WORK REQUIRED:
Going line by line through the records below, count those containing the word "title", then give only the count.

*** Opening of RECORDS FOR PROCESSING ***

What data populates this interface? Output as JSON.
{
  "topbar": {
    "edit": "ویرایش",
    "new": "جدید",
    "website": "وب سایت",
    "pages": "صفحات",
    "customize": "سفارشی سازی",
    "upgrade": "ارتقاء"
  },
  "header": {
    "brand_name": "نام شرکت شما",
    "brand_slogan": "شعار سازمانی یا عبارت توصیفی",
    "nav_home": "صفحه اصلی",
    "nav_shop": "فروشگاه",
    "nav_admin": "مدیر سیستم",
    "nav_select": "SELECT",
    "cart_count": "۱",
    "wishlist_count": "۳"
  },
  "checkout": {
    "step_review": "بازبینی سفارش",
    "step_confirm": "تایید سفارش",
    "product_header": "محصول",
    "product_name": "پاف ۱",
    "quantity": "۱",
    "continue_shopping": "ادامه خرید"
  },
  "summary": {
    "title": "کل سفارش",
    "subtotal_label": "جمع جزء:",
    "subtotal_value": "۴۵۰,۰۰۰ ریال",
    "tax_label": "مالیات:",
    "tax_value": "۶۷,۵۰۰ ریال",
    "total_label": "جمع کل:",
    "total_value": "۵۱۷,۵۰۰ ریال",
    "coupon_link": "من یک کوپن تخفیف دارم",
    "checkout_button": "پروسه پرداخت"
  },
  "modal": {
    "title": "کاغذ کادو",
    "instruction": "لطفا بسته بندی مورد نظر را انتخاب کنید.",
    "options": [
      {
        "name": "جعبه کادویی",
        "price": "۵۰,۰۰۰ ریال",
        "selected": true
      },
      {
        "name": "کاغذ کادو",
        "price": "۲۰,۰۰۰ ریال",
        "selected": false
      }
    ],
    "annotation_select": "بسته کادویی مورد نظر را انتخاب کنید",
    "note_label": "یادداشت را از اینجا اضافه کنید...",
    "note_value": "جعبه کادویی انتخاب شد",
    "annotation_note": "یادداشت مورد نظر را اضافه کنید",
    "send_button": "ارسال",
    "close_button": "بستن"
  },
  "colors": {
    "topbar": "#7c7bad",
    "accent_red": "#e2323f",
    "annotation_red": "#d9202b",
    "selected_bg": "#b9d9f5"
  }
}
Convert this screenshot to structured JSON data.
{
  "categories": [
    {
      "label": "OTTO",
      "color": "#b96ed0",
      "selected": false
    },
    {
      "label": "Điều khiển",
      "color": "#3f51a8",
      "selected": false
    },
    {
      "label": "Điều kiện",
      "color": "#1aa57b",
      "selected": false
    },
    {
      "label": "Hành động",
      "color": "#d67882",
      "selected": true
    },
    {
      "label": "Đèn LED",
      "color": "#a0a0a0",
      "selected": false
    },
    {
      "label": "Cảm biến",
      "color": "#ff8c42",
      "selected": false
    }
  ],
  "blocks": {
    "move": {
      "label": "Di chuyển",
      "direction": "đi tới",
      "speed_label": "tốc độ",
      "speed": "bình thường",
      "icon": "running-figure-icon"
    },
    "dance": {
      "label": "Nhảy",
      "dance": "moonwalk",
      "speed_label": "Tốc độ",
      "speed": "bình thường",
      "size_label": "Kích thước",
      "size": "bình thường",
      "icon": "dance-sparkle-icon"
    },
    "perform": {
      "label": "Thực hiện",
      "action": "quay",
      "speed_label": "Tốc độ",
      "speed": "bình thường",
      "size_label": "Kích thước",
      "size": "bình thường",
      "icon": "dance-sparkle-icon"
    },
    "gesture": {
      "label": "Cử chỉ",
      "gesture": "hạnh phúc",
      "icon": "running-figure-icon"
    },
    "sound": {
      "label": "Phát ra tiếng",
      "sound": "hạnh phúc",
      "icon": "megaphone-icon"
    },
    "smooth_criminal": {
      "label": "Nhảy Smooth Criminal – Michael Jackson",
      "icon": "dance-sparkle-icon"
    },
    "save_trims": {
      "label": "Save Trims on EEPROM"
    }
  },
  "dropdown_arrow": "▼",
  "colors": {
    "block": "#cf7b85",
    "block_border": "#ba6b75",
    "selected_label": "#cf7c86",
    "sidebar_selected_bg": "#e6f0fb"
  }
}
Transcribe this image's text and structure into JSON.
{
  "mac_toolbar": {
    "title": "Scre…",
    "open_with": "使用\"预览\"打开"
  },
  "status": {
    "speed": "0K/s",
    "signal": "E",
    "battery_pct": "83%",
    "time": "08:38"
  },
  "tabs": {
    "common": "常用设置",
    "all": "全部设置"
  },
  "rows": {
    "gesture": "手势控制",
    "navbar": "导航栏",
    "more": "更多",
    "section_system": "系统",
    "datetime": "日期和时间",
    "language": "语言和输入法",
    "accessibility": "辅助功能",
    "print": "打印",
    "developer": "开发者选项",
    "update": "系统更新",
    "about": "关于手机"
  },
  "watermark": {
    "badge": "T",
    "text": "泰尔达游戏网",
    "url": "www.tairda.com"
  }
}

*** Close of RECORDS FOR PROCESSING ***

RESPONSE TO THIS TASK:
3